> [Exercise brief] Filter the records below for the word "admin". Copy each line that holds it.

= Beginning of Section =

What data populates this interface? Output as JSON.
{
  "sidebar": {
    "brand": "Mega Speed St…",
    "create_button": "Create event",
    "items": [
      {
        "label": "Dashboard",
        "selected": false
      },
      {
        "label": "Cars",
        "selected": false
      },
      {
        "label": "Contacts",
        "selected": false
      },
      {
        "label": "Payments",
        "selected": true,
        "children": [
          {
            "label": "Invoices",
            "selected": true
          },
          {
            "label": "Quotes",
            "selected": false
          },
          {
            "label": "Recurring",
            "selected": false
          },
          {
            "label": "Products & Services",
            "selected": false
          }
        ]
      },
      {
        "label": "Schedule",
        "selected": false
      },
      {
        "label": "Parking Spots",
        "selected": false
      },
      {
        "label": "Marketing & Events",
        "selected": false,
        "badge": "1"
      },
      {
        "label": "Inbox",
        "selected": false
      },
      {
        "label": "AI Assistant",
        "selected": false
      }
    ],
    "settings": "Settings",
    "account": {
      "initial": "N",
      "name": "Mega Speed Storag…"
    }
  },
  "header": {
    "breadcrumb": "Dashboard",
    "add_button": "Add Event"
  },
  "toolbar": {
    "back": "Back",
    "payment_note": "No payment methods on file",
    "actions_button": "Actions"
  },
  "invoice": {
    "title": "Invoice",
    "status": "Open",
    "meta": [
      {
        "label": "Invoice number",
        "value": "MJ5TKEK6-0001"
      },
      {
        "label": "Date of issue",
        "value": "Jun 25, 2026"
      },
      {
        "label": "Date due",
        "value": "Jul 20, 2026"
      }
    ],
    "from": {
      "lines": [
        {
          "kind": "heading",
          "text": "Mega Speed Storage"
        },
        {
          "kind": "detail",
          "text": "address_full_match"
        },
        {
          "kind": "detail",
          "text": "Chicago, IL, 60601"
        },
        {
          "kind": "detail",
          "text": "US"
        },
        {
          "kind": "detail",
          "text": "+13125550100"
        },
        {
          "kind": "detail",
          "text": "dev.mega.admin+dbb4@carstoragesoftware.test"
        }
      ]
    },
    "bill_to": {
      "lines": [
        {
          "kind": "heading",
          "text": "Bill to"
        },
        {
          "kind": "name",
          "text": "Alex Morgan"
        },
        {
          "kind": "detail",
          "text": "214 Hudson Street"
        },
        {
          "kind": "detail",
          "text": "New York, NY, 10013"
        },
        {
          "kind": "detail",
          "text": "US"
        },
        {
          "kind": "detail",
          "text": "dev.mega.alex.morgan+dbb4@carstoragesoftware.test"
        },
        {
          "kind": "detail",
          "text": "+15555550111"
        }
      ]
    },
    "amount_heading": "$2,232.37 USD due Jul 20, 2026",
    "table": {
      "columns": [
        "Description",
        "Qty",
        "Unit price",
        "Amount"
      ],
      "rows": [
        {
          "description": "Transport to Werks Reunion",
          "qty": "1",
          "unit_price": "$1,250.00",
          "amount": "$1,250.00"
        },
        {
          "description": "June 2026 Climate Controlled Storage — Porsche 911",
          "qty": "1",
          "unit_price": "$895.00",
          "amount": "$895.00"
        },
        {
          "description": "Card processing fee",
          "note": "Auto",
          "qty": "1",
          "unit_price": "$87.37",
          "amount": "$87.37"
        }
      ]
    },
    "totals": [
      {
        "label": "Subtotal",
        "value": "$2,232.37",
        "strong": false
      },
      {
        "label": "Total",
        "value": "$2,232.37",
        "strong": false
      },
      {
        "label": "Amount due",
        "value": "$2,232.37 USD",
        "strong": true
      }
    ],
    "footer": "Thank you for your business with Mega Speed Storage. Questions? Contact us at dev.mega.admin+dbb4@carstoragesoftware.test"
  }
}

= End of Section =

> [Solution below]
          "text": "dev.mega.admin+dbb4@carstoragesoftware.test"
    "footer": "Thank you for your business with Mega Speed Storage. Questions? Contact us at dev.mega.admin+dbb4@carstoragesoftware.test"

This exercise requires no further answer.